Takata is getting ready to recall another 35 million airbag inflators, as the Japanese company is in talks with US regulators.
An announcement is expected to be made as early as this week and the new number will add up to the current recall of over 28 million airbag inflators, which are affecting roughly 24 million cars produced by more than a dozen automakers in what turned out to be the world’s largest safety recall.
“Takata is working with regulators and our auto maker customers to develop long-term, orderly solutions to these important safety issues.
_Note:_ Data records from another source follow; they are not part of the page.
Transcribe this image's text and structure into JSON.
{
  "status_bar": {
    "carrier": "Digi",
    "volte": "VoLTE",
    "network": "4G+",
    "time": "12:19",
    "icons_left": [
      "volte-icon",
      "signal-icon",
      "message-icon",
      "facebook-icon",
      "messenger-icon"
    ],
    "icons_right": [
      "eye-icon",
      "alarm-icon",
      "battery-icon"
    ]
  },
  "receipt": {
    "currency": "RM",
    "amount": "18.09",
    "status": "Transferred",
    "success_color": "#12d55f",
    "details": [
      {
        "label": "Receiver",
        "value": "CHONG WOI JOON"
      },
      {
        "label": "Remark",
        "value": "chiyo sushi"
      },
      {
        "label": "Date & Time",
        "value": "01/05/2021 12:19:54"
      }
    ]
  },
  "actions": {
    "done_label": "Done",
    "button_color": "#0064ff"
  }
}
We strongly urge all consumers to check NHTSA’s www.safercar.gov website and contact their dealers immediately if they discover their vehicle is subject to a recall“, said a Takata spokesman, quoted by WallStreetJournal.
Recalling approximately 50 million vehicles has been estimated by CreditSuisse to cost Takata some $3.5 billion, according to AutoNews, leaving the company’s future under question.
The Japanese firm was fined by US regulators for $70 million last November and was ordered to stop using ammonium nitrate in airbag inflators, but the penalty could go up to $200 million if Takata is flagged for other infractions. Settling legal claims for victims of airbag ruptures and covering recall-related costs has made the supplier disclose another $189 million in financial loss throughout the fiscal year that ended on March 31.
Exploding airbags have claimed 11 lives globally, including 10 in the United States, and more than 100 have been injured. The last victim was a 17-year old girl, who rear-ended another vehicle with her 2002 Honda Civic, in Texas, triggering the airbags that sent shrapnel towards her neck, killing her on the spot.